Check out this video created by four elementary-aged children. Then read the project description from Post Oak mom Katie Orr -- Post Oak kids stand out. They are creative: incredibly so. But there is more: "To drive home the point, she grabbed my arm and said, 'Really, please listen. You need to understand that there is something special here and that you need to be very, very proud of your child and these children.'" Read on:
Michelle asked that I answer your question regarding the video that our boys produced. Several Post Oak School boys (Joseph Orr, Andrew and Jonathan Lu and James Redding) participated in Aurora Picture Show's Filmmaking Boot Camp this summer. (James collaborated on a different, equally amazing film.) The week-long day camp is part of the education outreach ("Popcorn Kids Series") of the Aurora Picture Show, a Houston based non-profit that supports emerging filmmakers and artists in our area. Please see their website if you are interested:

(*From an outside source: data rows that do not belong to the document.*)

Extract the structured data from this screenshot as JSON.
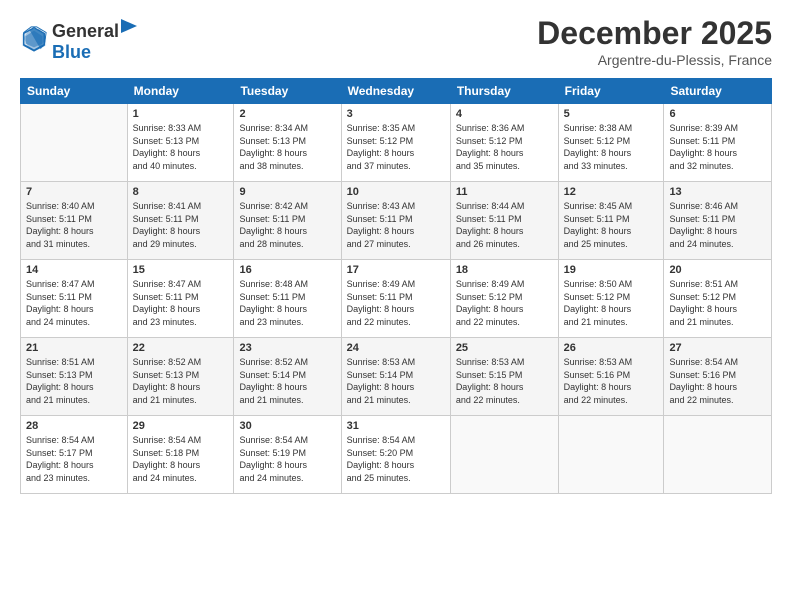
{
  "logo": {
    "general": "General",
    "blue": "Blue"
  },
  "header": {
    "title": "December 2025",
    "subtitle": "Argentre-du-Plessis, France"
  },
  "weekdays": [
    "Sunday",
    "Monday",
    "Tuesday",
    "Wednesday",
    "Thursday",
    "Friday",
    "Saturday"
  ],
  "weeks": [
    [
      {
        "day": "",
        "empty": true
      },
      {
        "day": "1",
        "sunrise": "Sunrise: 8:33 AM",
        "sunset": "Sunset: 5:13 PM",
        "daylight": "Daylight: 8 hours and 40 minutes."
      },
      {
        "day": "2",
        "sunrise": "Sunrise: 8:34 AM",
        "sunset": "Sunset: 5:13 PM",
        "daylight": "Daylight: 8 hours and 38 minutes."
      },
      {
        "day": "3",
        "sunrise": "Sunrise: 8:35 AM",
        "sunset": "Sunset: 5:12 PM",
        "daylight": "Daylight: 8 hours and 37 minutes."
      },
      {
        "day": "4",
        "sunrise": "Sunrise: 8:36 AM",
        "sunset": "Sunset: 5:12 PM",
        "daylight": "Daylight: 8 hours and 35 minutes."
      },
      {
        "day": "5",
        "sunrise": "Sunrise: 8:38 AM",
        "sunset": "Sunset: 5:12 PM",
        "daylight": "Daylight: 8 hours and 33 minutes."
      },
      {
        "day": "6",
        "sunrise": "Sunrise: 8:39 AM",
        "sunset": "Sunset: 5:11 PM",
        "daylight": "Daylight: 8 hours and 32 minutes."
      }
    ],
    [
      {
        "day": "7",
        "sunrise": "Sunrise: 8:40 AM",
        "sunset": "Sunset: 5:11 PM",
        "daylight": "Daylight: 8 hours and 31 minutes."
      },
      {
        "day": "8",
        "sunrise": "Sunrise: 8:41 AM",
        "sunset": "Sunset: 5:11 PM",
        "daylight": "Daylight: 8 hours and 29 minutes."
      },
      {
        "day": "9",
        "sunrise": "Sunrise: 8:42 AM",
        "sunset": "Sunset: 5:11 PM",
        "daylight": "Daylight: 8 hours and 28 minutes."
      },
      {
        "day": "10",
        "sunrise": "Sunrise: 8:43 AM",
        "sunset": "Sunset: 5:11 PM",
        "daylight": "Daylight: 8 hours and 27 minutes."
      },
      {
        "day": "11",
        "sunrise": "Sunrise: 8:44 AM",
        "sunset": "Sunset: 5:11 PM",
        "daylight": "Daylight: 8 hours and 26 minutes."
      },
      {
        "day": "12",
        "sunrise": "Sunrise: 8:45 AM",
        "sunset": "Sunset: 5:11 PM",
        "daylight": "Daylight: 8 hours and 25 minutes."
      },
      {
        "day": "13",
        "sunrise": "Sunrise: 8:46 AM",
        "sunset": "Sunset: 5:11 PM",
        "daylight": "Daylight: 8 hours and 24 minutes."
      }
    ],
    [
      {
        "day": "14",
        "sunrise": "Sunrise: 8:47 AM",
        "sunset": "Sunset: 5:11 PM",
        "daylight": "Daylight: 8 hours and 24 minutes."
      },
      {
        "day": "15",
        "sunrise": "Sunrise: 8:47 AM",
        "sunset": "Sunset: 5:11 PM",
        "daylight": "Daylight: 8 hours and 23 minutes."
      },
      {
        "day": "16",
        "sunrise": "Sunrise: 8:48 AM",
        "sunset": "Sunset: 5:11 PM",
        "daylight": "Daylight: 8 hours and 23 minutes."
      },
      {
        "day": "17",
        "sunrise": "Sunrise: 8:49 AM",
        "sunset": "Sunset: 5:11 PM",
        "daylight": "Daylight: 8 hours and 22 minutes."
      },
      {
        "day": "18",
        "sunrise": "Sunrise: 8:49 AM",
        "sunset": "Sunset: 5:12 PM",
        "daylight": "Daylight: 8 hours and 22 minutes."
      },
      {
        "day": "19",
        "sunrise": "Sunrise: 8:50 AM",
        "sunset": "Sunset: 5:12 PM",
        "daylight": "Daylight: 8 hours and 21 minutes."
      },
      {
        "day": "20",
        "sunrise": "Sunrise: 8:51 AM",
        "sunset": "Sunset: 5:12 PM",
        "daylight": "Daylight: 8 hours and 21 minutes."
      }
    ],
    [
      {
        "day": "21",
        "sunrise": "Sunrise: 8:51 AM",
        "sunset": "Sunset: 5:13 PM",
        "daylight": "Daylight: 8 hours and 21 minutes."
      },
      {
        "day": "22",
        "sunrise": "Sunrise: 8:52 AM",
        "sunset": "Sunset: 5:13 PM",
        "daylight": "Daylight: 8 hours and 21 minutes."
      },
      {
        "day": "23",
        "sunrise": "Sunrise: 8:52 AM",
        "sunset": "Sunset: 5:14 PM",
        "daylight": "Daylight: 8 hours and 21 minutes."
      },
      {
        "day": "24",
        "sunrise": "Sunrise: 8:53 AM",
        "sunset": "Sunset: 5:14 PM",
        "daylight": "Daylight: 8 hours and 21 minutes."
      },
      {
        "day": "25",
        "sunrise": "Sunrise: 8:53 AM",
        "sunset": "Sunset: 5:15 PM",
        "daylight": "Daylight: 8 hours and 22 minutes."
      },
      {
        "day": "26",
        "sunrise": "Sunrise: 8:53 AM",
        "sunset": "Sunset: 5:16 PM",
        "daylight": "Daylight: 8 hours and 22 minutes."
      },
      {
        "day": "27",
        "sunrise": "Sunrise: 8:54 AM",
        "sunset": "Sunset: 5:16 PM",
        "daylight": "Daylight: 8 hours and 22 minutes."
      }
    ],
    [
      {
        "day": "28",
        "sunrise": "Sunrise: 8:54 AM",
        "sunset": "Sunset: 5:17 PM",
        "daylight": "Daylight: 8 hours and 23 minutes."
      },
      {
        "day": "29",
        "sunrise": "Sunrise: 8:54 AM",
        "sunset": "Sunset: 5:18 PM",
        "daylight": "Daylight: 8 hours and 24 minutes."
      },
      {
        "day": "30",
        "sunrise": "Sunrise: 8:54 AM",
        "sunset": "Sunset: 5:19 PM",
        "daylight": "Daylight: 8 hours and 24 minutes."
      },
      {
        "day": "31",
        "sunrise": "Sunrise: 8:54 AM",
        "sunset": "Sunset: 5:20 PM",
        "daylight": "Daylight: 8 hours and 25 minutes."
      },
      {
        "day": "",
        "empty": true
      },
      {
        "day": "",
        "empty": true
      },
      {
        "day": "",
        "empty": true
      }
    ]
  ]
}
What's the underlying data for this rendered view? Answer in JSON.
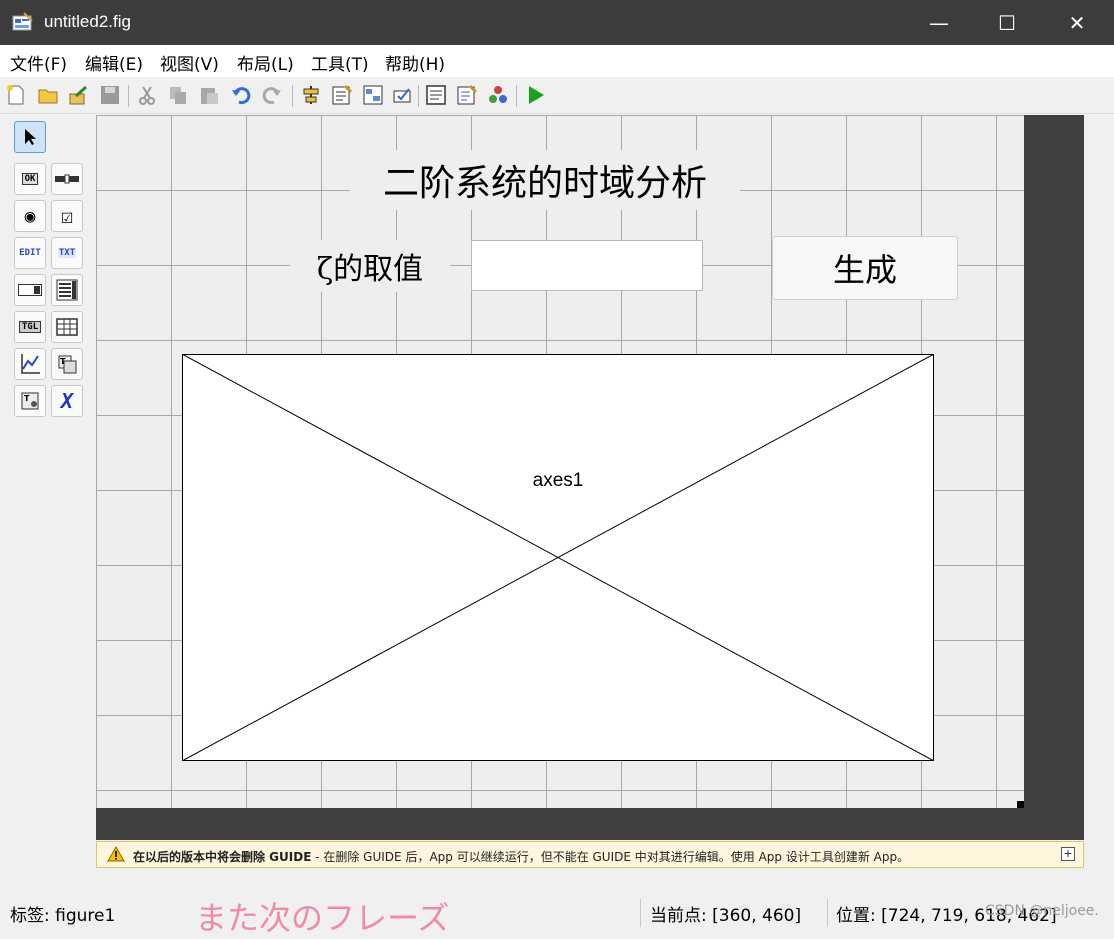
{
  "window": {
    "title": "untitled2.fig",
    "minimize": "—",
    "maximize": "☐",
    "close": "✕"
  },
  "menu": [
    "文件(F)",
    "编辑(E)",
    "视图(V)",
    "布局(L)",
    "工具(T)",
    "帮助(H)"
  ],
  "toolbar": {
    "icons": [
      "new-file-icon",
      "open-folder-icon",
      "export-icon",
      "save-icon",
      "cut-icon",
      "copy-icon",
      "paste-icon",
      "undo-icon",
      "redo-icon",
      "align-objects-icon",
      "menu-editor-icon",
      "tab-order-icon",
      "toolbar-editor-icon",
      "editor-icon",
      "property-inspector-icon",
      "object-browser-icon",
      "run-figure-icon"
    ]
  },
  "palette": {
    "items": [
      {
        "name": "select-tool",
        "label": "",
        "selected": true
      },
      {
        "name": "push-button-tool",
        "label": "OK"
      },
      {
        "name": "slider-tool",
        "label": ""
      },
      {
        "name": "radio-button-tool",
        "label": "◉"
      },
      {
        "name": "checkbox-tool",
        "label": "☑"
      },
      {
        "name": "edit-text-tool",
        "label": "EDIT"
      },
      {
        "name": "static-text-tool",
        "label": "TXT"
      },
      {
        "name": "popup-menu-tool",
        "label": ""
      },
      {
        "name": "listbox-tool",
        "label": ""
      },
      {
        "name": "toggle-button-tool",
        "label": "TGL"
      },
      {
        "name": "table-tool",
        "label": ""
      },
      {
        "name": "axes-tool",
        "label": ""
      },
      {
        "name": "panel-tool",
        "label": ""
      },
      {
        "name": "button-group-tool",
        "label": ""
      },
      {
        "name": "activex-tool",
        "label": "X"
      }
    ]
  },
  "figure": {
    "title_text": "二阶系统的时域分析",
    "zeta_label": "ζ的取值",
    "zeta_value": "",
    "generate_button": "生成",
    "axes_tag": "axes1"
  },
  "warning": {
    "bold": "在以后的版本中将会删除 GUIDE",
    "rest": " - 在删除 GUIDE 后，App 可以继续运行，但不能在 GUIDE 中对其进行编辑。使用 App 设计工具创建新 App。",
    "expand": "+"
  },
  "status": {
    "tag": "标签: figure1",
    "current_point": "当前点:  [360, 460]",
    "position": "位置: [724, 719, 618, 462]"
  },
  "watermarks": {
    "overlay": "また次のフレーズ",
    "csdn": "CSDN @neljoee."
  },
  "colors": {
    "titlebar": "#3c3c3c",
    "canvas": "#eeeeee",
    "warning_bg": "#fff6dd",
    "run_green": "#1aa31a"
  }
}
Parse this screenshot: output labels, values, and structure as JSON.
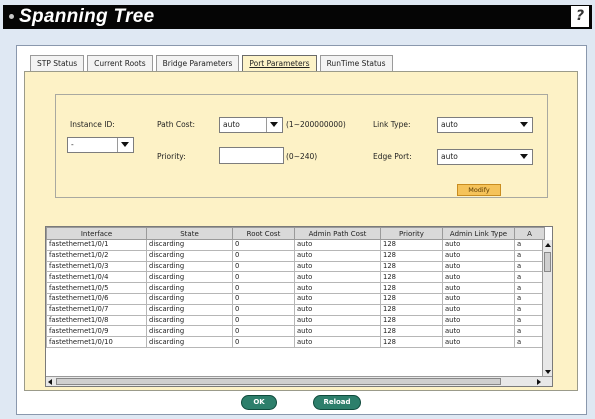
{
  "header": {
    "title": "Spanning Tree",
    "help_icon": "help-icon"
  },
  "tabs": [
    {
      "label": "STP Status",
      "active": false
    },
    {
      "label": "Current Roots",
      "active": false
    },
    {
      "label": "Bridge Parameters",
      "active": false
    },
    {
      "label": "Port Parameters",
      "active": true
    },
    {
      "label": "RunTime Status",
      "active": false
    }
  ],
  "form": {
    "instance_label": "Instance ID:",
    "instance_value": "-",
    "path_cost_label": "Path Cost:",
    "path_cost_value": "auto",
    "path_cost_hint": "(1~200000000)",
    "priority_label": "Priority:",
    "priority_value": "",
    "priority_hint": "(0~240)",
    "link_type_label": "Link Type:",
    "link_type_value": "auto",
    "edge_port_label": "Edge Port:",
    "edge_port_value": "auto",
    "modify_label": "Modify"
  },
  "table": {
    "columns": [
      "Interface",
      "State",
      "Root Cost",
      "Admin Path Cost",
      "Priority",
      "Admin Link Type",
      "A"
    ],
    "rows": [
      [
        "fastethernet1/0/1",
        "discarding",
        "0",
        "auto",
        "128",
        "auto",
        "a"
      ],
      [
        "fastethernet1/0/2",
        "discarding",
        "0",
        "auto",
        "128",
        "auto",
        "a"
      ],
      [
        "fastethernet1/0/3",
        "discarding",
        "0",
        "auto",
        "128",
        "auto",
        "a"
      ],
      [
        "fastethernet1/0/4",
        "discarding",
        "0",
        "auto",
        "128",
        "auto",
        "a"
      ],
      [
        "fastethernet1/0/5",
        "discarding",
        "0",
        "auto",
        "128",
        "auto",
        "a"
      ],
      [
        "fastethernet1/0/6",
        "discarding",
        "0",
        "auto",
        "128",
        "auto",
        "a"
      ],
      [
        "fastethernet1/0/7",
        "discarding",
        "0",
        "auto",
        "128",
        "auto",
        "a"
      ],
      [
        "fastethernet1/0/8",
        "discarding",
        "0",
        "auto",
        "128",
        "auto",
        "a"
      ],
      [
        "fastethernet1/0/9",
        "discarding",
        "0",
        "auto",
        "128",
        "auto",
        "a"
      ],
      [
        "fastethernet1/0/10",
        "discarding",
        "0",
        "auto",
        "128",
        "auto",
        "a"
      ]
    ]
  },
  "buttons": {
    "ok_label": "OK",
    "reload_label": "Reload"
  },
  "colors": {
    "titlebar": "#050505",
    "panel": "#fdf2c6",
    "button": "#2d7f6b",
    "modify": "#f5c35a"
  }
}
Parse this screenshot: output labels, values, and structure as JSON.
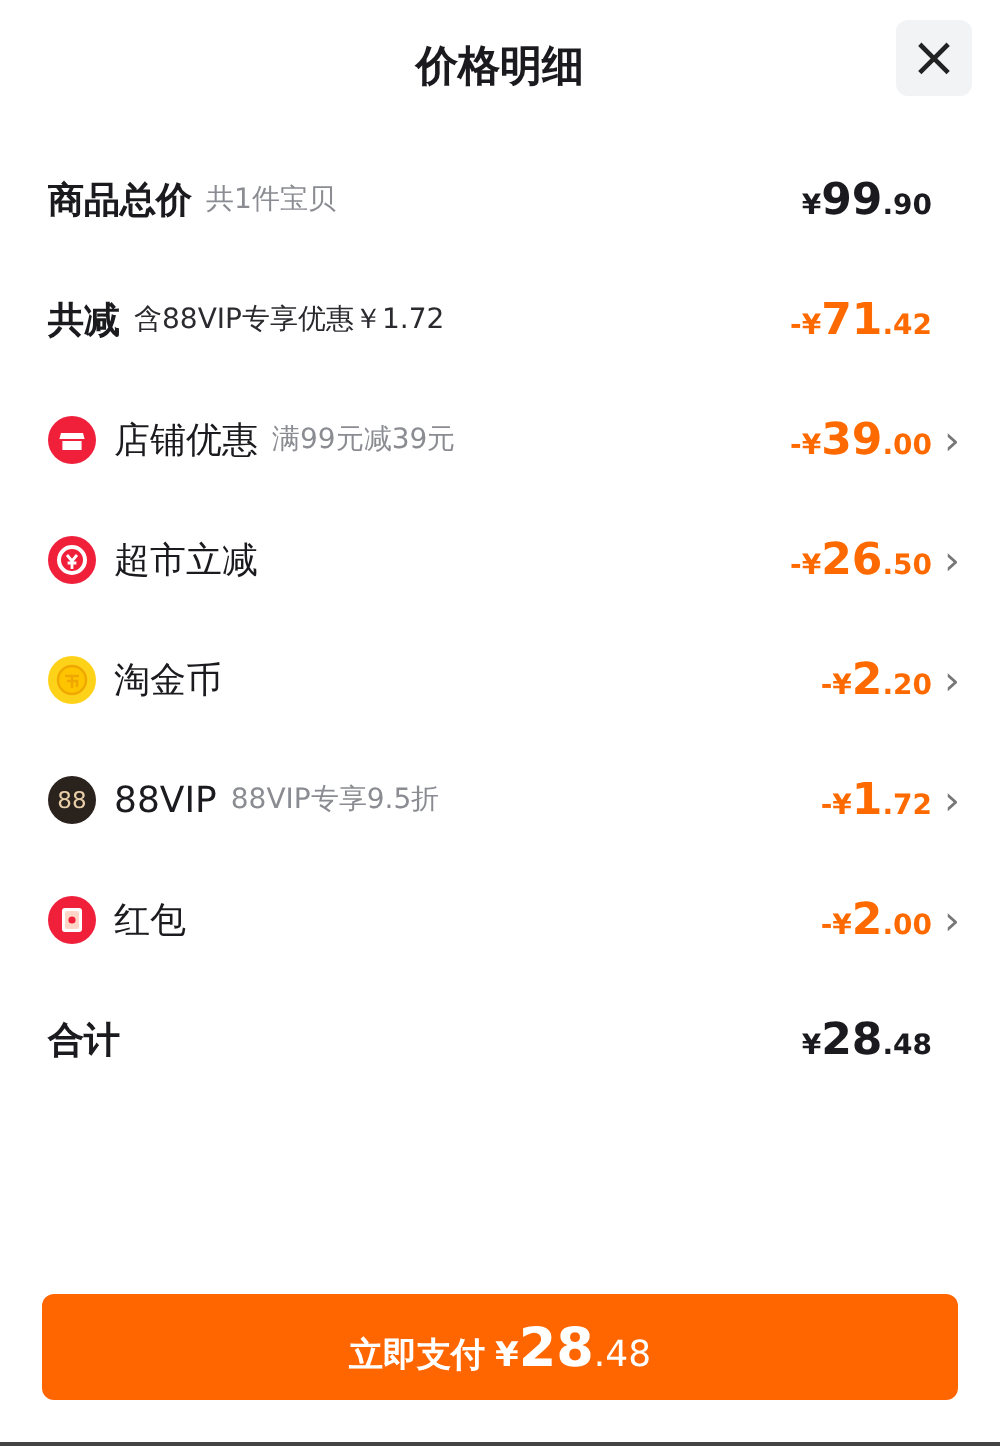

The children were guided in their first-ever filmmaking endeavor by the organization's Media Arts Instructor, Camilo Gonzales, as well as a high school art and media teacher from a nearby school district that was working with the organization through a grant (I can't remember her name.) In addition, a couple of local filmmakers stopped by to offer some consultation during the process.
It was a fantastic hands-on experience for the children, one that fit beautifully with their Montessori experience and the Montessori approach to learning. In fact, when I was able to finally visit with the instructors at the end of the week (parents were not allowed to interrupt or corrupt the artistic process!) , the instructors were effusive in their compliments of the POS boys' work. They were thrilled with the artistic outcome, but they seemed most impressed, almost shocked, at the group's strong vision for the film, and how well the group worked together to realize that vision. They noted that they were worried that our boys' group contained a much younger girl that the boys had never met, and that this young girl might feel left out of the process; however, again, they were amazed at how quickly the boys integrated her into the process and allowed her talents to shine among this group of friends. To underscore their pleasure, the teacher pulled me aside again and reiterated that this was an amazing group of children and that this process and their product far exceeded their expectations. To drive home the point, she grabbed my arm and said, "Really, please listen. You need to understand that there is something special here and that you need to be very, very proud of your child and these children."
I am answering your question in the long form, because this experience is not atypical of what I see every summer when Bob and I, and other POS families, send our children out into the world of special interest camps and activities in the summer. I don't write you a note every summer as I easily could, but given your question, I can't ignore the fact that Post Oak helped guide these children in the process of making this film as much as the talented filmmakers and educators at Aurora. I do believe our children are different and that there is something, actually everything, going on in the school year at POS that makes these children stand out when they go out into the world. So, yes, the Orrs, the Lus and the Reddings are proud parents when we see our children's work and hear the compliments, but we think POS should be proud as well.
Thanks for allowing me to ramble a bit,